  • It becomes increasingly difficult to justify pay rises as you get more senior, owing to the cost structures involved.

What matters for progression?

  • Your ability to add to the bottom line. This means billings, but also client and business development.

  • The structure of the team. How many senior lawyers are in the group vying for partnership or promotion? And, who is being sponsored or supported by partners towards this goal?

  • Whether there are older partners retiring. If the group has transparent succession plans in place, this may create opportunities when senior partners retire. Increasingly, however, partners are hanging on longer and longer as the market becomes more globalised and fragmented over time.

  • Whether the practice is growing or shrinking. If you have scope to build and develop client relationships, you should do so as soon and as much as possible. This can be hard, but ultimately you need to carve out your own space if possible and become indispensable to the firm. This changes the dynamic. If your departure could hurt the firm financially, you can insure yourself against being pushed out.

  • The market generally. This is beyond anyone's control, but it makes sense to keep your finger on the pulse and know your market inside out. When things are good, things are good. But, if the market takes a turn for the worse, be prepared with plans B and C to cover all eventualities. Timing is also key. You need to know when to roll the dice at review time and doing so in a bad market always has the potential to backfire as firms typically take a short-term view on these things.

  • What is happening in other parts of the network. Increasingly, firms are global networks and have regional focuses at the least. This means, for example, if you are a cross-border deal person, you may not only be competing with colleagues in your local office but throughout the network too.

What can you do about it?

Be vigilant about your career

Firms will happily have you sit there making money for the team until you become too expensive. You really do need to start thinking about the path to partnership, or the path out of the firm, as soon as you can. It's critical that you position yourself in the right place if you want to make partner and there isn't a bad time to start thinking about that. There are many factors at play and you need to be more self-aware around your position and the commercial factors that can make or break your progression.

Seek advice

Come up with a medium-term career plan to give yourself options. It can take years, so take a long term view and don't be in a rush, but also don't just kick the can down the road and pretend it doesn't matter. It's much better to be aware and make plans over time than to be the senior lawyer tapped on the shoulder for being too expensive.

Skill up, network and foster client relationships as much as possible.

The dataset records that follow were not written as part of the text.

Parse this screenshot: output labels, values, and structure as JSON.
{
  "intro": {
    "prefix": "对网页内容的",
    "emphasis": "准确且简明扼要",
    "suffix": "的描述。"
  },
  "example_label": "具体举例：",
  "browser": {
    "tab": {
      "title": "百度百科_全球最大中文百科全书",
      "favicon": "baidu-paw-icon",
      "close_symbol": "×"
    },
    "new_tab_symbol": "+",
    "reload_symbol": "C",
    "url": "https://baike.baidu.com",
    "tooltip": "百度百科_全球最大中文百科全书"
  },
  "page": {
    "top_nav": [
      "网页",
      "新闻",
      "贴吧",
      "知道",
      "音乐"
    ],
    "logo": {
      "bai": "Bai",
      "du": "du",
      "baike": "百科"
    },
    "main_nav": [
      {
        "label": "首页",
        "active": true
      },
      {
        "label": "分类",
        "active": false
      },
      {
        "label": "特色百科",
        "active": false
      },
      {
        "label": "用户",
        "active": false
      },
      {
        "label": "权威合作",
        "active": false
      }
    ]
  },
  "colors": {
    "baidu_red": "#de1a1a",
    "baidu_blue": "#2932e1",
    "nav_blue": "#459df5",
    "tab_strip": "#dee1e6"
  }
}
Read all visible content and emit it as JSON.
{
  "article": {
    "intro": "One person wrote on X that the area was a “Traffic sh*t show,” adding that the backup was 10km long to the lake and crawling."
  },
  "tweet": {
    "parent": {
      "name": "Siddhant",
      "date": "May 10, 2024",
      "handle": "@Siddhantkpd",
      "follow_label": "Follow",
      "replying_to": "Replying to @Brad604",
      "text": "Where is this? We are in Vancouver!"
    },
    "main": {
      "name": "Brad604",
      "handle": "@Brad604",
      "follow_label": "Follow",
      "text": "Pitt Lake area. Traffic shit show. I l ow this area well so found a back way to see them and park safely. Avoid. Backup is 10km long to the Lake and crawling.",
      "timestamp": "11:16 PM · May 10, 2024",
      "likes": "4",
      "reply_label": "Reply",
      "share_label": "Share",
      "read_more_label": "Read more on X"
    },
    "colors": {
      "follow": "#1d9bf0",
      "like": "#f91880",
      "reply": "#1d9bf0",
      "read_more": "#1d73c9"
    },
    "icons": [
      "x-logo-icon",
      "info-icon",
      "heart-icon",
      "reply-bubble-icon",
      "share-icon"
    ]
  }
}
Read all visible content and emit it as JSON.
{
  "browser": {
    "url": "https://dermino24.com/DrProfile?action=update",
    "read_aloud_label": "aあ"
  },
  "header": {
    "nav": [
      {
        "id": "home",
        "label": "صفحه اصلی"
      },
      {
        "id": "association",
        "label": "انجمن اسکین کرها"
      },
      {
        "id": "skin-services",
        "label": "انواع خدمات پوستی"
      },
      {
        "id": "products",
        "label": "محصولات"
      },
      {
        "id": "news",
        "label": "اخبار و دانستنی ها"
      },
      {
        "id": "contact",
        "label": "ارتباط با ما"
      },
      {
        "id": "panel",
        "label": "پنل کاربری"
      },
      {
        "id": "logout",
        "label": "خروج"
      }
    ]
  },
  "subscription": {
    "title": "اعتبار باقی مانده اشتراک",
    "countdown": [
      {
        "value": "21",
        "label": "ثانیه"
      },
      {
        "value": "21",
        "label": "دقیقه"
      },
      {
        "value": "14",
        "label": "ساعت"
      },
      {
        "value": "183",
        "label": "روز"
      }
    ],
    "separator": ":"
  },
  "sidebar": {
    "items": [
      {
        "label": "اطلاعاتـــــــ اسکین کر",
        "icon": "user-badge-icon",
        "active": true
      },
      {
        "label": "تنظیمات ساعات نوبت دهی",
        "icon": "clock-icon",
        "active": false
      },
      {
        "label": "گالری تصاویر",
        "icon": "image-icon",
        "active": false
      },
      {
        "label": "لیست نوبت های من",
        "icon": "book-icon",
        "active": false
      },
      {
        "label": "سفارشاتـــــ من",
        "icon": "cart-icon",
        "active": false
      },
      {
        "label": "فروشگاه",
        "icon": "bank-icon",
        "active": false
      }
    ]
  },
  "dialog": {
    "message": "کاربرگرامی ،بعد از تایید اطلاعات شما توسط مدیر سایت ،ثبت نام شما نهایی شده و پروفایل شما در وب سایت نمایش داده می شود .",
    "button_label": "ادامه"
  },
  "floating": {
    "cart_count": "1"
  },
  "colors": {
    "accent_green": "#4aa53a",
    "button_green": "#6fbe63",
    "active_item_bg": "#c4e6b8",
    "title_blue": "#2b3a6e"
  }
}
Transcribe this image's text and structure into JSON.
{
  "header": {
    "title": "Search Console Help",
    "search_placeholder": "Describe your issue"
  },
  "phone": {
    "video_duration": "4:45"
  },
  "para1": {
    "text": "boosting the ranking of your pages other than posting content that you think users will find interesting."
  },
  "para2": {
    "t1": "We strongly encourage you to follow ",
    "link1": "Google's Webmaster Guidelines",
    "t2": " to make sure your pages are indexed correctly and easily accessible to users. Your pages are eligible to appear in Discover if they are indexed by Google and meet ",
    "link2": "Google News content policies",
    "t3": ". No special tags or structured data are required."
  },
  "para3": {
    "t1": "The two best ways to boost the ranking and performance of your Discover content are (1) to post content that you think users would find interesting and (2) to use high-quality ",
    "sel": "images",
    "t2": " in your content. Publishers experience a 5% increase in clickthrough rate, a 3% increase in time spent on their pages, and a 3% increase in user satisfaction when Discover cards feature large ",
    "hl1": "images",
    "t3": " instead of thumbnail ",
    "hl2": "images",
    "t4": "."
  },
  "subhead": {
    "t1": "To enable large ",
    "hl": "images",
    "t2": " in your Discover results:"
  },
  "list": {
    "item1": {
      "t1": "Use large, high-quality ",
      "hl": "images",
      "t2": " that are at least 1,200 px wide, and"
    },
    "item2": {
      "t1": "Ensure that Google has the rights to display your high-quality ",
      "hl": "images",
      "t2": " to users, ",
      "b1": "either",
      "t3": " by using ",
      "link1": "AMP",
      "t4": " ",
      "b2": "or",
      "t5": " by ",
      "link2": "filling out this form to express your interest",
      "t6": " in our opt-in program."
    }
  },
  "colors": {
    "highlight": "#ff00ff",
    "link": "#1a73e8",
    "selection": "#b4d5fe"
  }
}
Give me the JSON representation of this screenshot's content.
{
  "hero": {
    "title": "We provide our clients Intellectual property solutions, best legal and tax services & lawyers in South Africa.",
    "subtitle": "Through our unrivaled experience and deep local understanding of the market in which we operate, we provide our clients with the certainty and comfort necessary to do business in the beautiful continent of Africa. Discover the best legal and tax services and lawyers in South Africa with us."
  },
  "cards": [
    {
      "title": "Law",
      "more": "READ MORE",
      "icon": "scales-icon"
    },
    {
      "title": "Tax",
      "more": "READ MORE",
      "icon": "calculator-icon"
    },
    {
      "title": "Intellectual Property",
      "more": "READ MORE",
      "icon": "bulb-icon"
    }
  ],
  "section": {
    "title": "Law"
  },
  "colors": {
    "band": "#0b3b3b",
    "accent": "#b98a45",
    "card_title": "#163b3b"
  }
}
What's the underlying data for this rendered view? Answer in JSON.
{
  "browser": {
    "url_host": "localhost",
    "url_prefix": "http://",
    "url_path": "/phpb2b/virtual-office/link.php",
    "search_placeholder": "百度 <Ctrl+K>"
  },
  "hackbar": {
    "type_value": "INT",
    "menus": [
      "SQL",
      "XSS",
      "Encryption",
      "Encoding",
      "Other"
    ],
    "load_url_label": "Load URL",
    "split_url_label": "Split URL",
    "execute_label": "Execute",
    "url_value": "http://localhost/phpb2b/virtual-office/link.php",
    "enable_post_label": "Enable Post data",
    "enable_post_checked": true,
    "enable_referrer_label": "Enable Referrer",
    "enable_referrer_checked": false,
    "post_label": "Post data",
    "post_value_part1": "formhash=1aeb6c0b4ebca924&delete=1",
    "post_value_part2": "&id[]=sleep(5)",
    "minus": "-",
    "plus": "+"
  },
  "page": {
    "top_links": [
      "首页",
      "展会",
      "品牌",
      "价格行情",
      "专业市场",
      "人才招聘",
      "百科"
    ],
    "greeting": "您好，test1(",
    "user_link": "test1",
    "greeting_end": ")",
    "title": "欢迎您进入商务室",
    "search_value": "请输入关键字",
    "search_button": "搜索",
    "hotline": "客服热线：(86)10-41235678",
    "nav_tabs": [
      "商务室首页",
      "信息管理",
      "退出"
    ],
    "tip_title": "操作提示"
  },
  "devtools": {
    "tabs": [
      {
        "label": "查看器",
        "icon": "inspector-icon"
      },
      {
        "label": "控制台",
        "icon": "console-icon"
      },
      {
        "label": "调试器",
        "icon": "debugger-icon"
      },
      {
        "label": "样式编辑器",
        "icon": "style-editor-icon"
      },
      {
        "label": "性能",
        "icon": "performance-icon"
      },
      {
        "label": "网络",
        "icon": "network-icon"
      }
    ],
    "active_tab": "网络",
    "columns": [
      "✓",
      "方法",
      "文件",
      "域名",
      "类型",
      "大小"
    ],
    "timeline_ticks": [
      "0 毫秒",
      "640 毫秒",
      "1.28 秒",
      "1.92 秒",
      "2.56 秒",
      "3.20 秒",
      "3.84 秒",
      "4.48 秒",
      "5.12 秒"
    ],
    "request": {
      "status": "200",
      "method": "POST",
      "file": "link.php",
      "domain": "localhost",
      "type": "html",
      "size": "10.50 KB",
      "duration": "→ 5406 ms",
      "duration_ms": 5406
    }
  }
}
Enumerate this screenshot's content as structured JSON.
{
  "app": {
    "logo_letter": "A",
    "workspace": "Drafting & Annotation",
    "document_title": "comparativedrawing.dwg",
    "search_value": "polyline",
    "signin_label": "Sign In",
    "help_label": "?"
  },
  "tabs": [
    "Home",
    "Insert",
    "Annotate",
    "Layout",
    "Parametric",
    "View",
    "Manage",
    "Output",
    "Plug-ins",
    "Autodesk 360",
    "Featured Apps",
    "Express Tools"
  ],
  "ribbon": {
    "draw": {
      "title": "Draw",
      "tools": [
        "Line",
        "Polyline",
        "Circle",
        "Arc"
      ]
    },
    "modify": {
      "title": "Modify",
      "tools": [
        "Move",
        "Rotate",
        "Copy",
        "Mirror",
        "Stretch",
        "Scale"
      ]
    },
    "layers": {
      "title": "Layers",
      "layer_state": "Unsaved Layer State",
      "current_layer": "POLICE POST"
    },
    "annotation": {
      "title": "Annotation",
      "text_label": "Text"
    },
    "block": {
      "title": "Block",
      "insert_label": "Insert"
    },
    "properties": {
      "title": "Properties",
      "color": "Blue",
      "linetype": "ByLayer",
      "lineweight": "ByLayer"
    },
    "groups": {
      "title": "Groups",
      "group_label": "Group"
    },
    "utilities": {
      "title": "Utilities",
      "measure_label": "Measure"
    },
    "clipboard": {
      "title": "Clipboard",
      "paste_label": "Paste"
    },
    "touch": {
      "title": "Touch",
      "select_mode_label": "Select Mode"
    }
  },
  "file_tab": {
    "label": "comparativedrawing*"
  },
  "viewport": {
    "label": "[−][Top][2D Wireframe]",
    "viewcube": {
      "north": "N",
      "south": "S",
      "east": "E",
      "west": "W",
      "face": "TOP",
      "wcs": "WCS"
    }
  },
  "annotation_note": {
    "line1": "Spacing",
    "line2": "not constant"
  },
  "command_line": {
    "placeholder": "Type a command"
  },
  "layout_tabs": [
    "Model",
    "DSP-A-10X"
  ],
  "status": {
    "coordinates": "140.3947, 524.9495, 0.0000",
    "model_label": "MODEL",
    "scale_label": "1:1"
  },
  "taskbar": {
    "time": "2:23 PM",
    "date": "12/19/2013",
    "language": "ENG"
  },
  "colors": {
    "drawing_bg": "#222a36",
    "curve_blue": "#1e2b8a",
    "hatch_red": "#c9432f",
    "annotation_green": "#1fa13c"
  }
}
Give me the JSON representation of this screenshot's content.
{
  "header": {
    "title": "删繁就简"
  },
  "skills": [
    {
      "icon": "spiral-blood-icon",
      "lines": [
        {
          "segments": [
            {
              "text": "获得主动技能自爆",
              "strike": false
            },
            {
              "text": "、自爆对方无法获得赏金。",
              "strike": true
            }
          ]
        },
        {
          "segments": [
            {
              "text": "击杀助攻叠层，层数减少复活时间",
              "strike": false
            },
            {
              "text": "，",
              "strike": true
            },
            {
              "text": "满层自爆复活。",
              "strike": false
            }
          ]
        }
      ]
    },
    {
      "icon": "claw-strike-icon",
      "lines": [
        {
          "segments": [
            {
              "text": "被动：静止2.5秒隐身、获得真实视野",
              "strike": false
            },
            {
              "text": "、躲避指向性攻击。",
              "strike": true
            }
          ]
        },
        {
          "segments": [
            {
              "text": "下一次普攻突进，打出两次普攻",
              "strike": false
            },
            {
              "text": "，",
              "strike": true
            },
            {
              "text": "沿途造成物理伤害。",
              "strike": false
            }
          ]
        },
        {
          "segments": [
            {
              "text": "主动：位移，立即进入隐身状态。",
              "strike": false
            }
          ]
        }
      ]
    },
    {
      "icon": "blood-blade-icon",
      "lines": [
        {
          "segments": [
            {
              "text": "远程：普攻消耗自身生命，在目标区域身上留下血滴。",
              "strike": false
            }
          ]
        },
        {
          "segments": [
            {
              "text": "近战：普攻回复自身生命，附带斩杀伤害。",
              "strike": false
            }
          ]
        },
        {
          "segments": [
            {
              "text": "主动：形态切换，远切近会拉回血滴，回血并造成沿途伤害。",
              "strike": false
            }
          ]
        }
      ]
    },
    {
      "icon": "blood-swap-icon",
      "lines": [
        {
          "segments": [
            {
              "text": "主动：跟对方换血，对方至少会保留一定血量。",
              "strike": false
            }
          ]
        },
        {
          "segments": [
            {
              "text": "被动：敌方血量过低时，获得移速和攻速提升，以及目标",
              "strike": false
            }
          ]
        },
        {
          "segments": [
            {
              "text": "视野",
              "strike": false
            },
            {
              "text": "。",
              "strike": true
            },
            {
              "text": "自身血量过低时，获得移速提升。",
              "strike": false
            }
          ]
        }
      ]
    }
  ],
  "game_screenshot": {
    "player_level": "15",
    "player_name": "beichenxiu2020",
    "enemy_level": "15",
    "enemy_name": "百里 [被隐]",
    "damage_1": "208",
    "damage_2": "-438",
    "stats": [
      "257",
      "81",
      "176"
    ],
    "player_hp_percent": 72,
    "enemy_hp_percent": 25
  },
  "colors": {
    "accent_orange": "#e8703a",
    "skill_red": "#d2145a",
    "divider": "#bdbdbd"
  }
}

Your billings are one thing but your ability to help grow the pie will be what keeps you in the game. Having the self-awareness and assertiveness to have conversations with partners around these things is also key. If they know you are thinking and planning around these issues and being proactive, they will also know you are not taking things for granted and that you are also probably smart enough to jump ship before it's too late.